Northeastern Atlantic from Arctic to Atlantic coast of France [including British Isles].
Dunollie Point, Oban on the west coast of Scotland. March 2000. 26 metres on a sponge. Approximately 24 mm long. Photo: Jim Anderson
Grows to approximately 45 mm. The body is a pale translucent yellow or greyish white. The inflated cerata but are packed closely together rather than arranged in rows. The cerata are translucent whitish with an opaque white cap at the tip. On the white is a golden yellow subterminal ring. Each ceras has a dark digestive gland duct. Thompson (1988) notes that juveniles up to 13 mm in length may be white all over, except for the pale brown core to each ceras. It has been recorded from a number of both calyptoblastic and gymnoblastic hydroids, but most characteristically it is found on delicate calyptoblasts such as Obelia geniculata.
• Thompson, T.E. (1988) Molluscs: Benthic Opisthobranchs (Mollusca: Gastropoda). Synopses of the British Fauna (New Series). No. 8. 2nd Edition. E.J.Brill/W. Backhuys: Leiden. 1-356.
Rudman, W.B., 2001 (December 3) Eubranchus tricolor Forbes, 1838. [In] Sea Slug Forum. Australian Museum, Sydney. Available from http://www.seaslugforum.net/find/eubrtric
April 15, 2006
From: Jim Anderson
The animal was ID'd for me by Bernard Picton who commented,
"I've seen individuals with this bare back and extra swollen cerata on Tubularia, I suspect that getting stung by the Tubularia induces this atypical appearance, but I could be wrong and they could be a different species altogether. No way to tell, except DNA I guess."
Locality: Bogha Na Fionn-Aird, Island of Muck, 12 m, Scotland, Atlantic Ocean, 9 April 2006, vertical rocky reef. Length: 15 mm. Photographer: Jim Anderson.
firstname.lastname@example.orgAnderson, J., 2006 (Apr 15) Eubranchus tricolor - strange form. [Message in] Sea Slug Forum. Australian Museum, Sydney. Available from http://www.seaslugforum.net/find/16321
The pericardial region [over the heart] does seem very swollen.
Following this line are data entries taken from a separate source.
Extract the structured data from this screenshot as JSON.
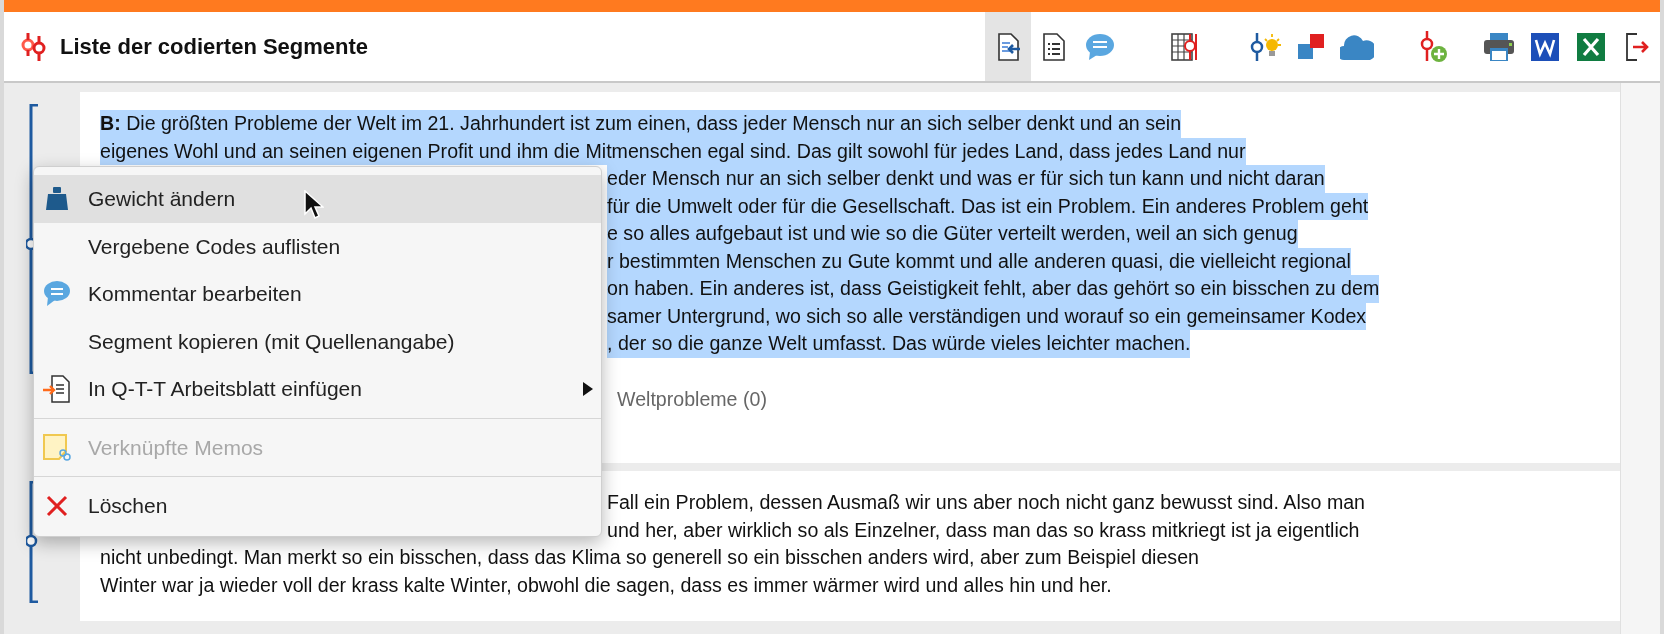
{
  "window": {
    "title": "Liste der codierten Segmente"
  },
  "toolbar": [
    {
      "selected": true
    },
    {
      "selected": false
    },
    {
      "selected": false
    },
    {
      "selected": false
    },
    {
      "selected": false
    },
    {
      "selected": false
    },
    {
      "selected": false
    },
    {
      "selected": false
    },
    {
      "selected": false
    },
    {
      "selected": false
    },
    {
      "selected": false
    },
    {
      "selected": false
    }
  ],
  "segments": [
    {
      "highlighted": true,
      "lines": [
        {
          "text": "**B:** Die größten Probleme der Welt im 21. Jahrhundert ist zum einen, dass jeder Mensch nur an sich selber denkt und an sein",
          "covered": false
        },
        {
          "text": "eigenes Wohl und an seinen eigenen Profit und ihm die Mitmenschen egal sind. Das gilt sowohl für jedes Land, dass jedes Land nur",
          "covered": false
        },
        {
          "text": "eder Mensch nur an sich selber denkt und was er für sich tun kann und nicht daran",
          "covered": true
        },
        {
          "text": "für die Umwelt oder für die Gesellschaft. Das ist ein Problem. Ein anderes Problem geht",
          "covered": true
        },
        {
          "text": "e so alles aufgebaut ist und wie so die Güter verteilt werden, weil an sich genug",
          "covered": true
        },
        {
          "text": "r bestimmten Menschen zu Gute kommt und alle anderen quasi, die vielleicht regional",
          "covered": true
        },
        {
          "text": "on haben. Ein anderes ist, dass Geistigkeit fehlt, aber das gehört so ein bisschen zu dem",
          "covered": true
        },
        {
          "text": "samer Untergrund, wo sich so alle verständigen und worauf so ein gemeinsamer Kodex",
          "covered": true
        },
        {
          "text": ", der so die ganze Welt umfasst. Das würde vieles leichter machen.",
          "covered": true
        }
      ],
      "code": "Weltprobleme (0)"
    },
    {
      "highlighted": false,
      "lines": [
        {
          "text": "Fall ein Problem, dessen Ausmaß wir uns aber noch nicht ganz bewusst sind. Also man",
          "covered": true
        },
        {
          "text": "und her, aber wirklich so als Einzelner, dass man das so krass mitkriegt ist ja eigentlich",
          "covered": true
        },
        {
          "text": "nicht unbedingt. Man merkt so ein bisschen, dass das Klima so generell so ein bisschen anders wird, aber zum Beispiel diesen",
          "covered": false
        },
        {
          "text": "Winter war ja wieder voll der krass kalte Winter, obwohl die sagen, dass es immer wärmer wird und alles hin und her.",
          "covered": false
        }
      ]
    }
  ],
  "context_menu": {
    "groups": [
      [
        {
          "label": "Gewicht ändern",
          "selected": true,
          "disabled": false,
          "submenu": false
        },
        {
          "label": "Vergebene Codes auflisten",
          "selected": false,
          "disabled": false,
          "submenu": false
        },
        {
          "label": "Kommentar bearbeiten",
          "selected": false,
          "disabled": false,
          "submenu": false
        },
        {
          "label": "Segment kopieren (mit Quellenangabe)",
          "selected": false,
          "disabled": false,
          "submenu": false
        },
        {
          "label": "In Q-T-T Arbeitsblatt einfügen",
          "selected": false,
          "disabled": false,
          "submenu": true
        }
      ],
      [
        {
          "label": "Verknüpfte Memos",
          "selected": false,
          "disabled": true,
          "submenu": false
        }
      ],
      [
        {
          "label": "Löschen",
          "selected": false,
          "disabled": false,
          "submenu": false
        }
      ]
    ]
  }
}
Perhaps they have a parasite in their?
August 26, 2003
From: Alan Shepard
Here are a couple of shots of what I believe is Eubranchus tricolor from Eastport, Maine, USA. I had been told to look for this species in approximately 15 meters of water and that is almost precisely where I encountered it. I encountered two other specimens in a two-week period of diving all at approximately the same depth.
This individual was approximately 25mm long and was crawling along a gravel bottom with sparse patches of hydroids here and there. The dive site is noted for strong currents due to the extreme tidal activity in the Bay of Fundy area.
During the dive trip I found numerous other species that I will be sending photos of shortly.
Tolland, CT, USA
email@example.comShepard, A., 2003 (Aug 26) Eubranchus tricolor from Eastport, Maine. [Message in] Sea Slug Forum. Australian Museum, Sydney. Available from http://www.seaslugforum.net/find/10801
It certainly looks like Eubranchus tricolor to me. I look forward to the other photos from your dive trip. It is nice to get photos of this east coast Nth American fauna
December 8, 2001
From: Jim Anderson
Dear Dr. Rudman,
Here is Eubranchus tricolor, another Scottish nudibranch.
March 2000. Dunollie Point, Oban on the west coast. This solitary animal was found at 26 metres on a sponge. It is approximately 24 mm long.
firstname.lastname@example.orgAnderson, J., 2001 (Dec 8) Eubranchus tricolor from Scotland. [Message in] Sea Slug Forum. Australian Museum, Sydney. Available from http://www.seaslugforum.net/find/5747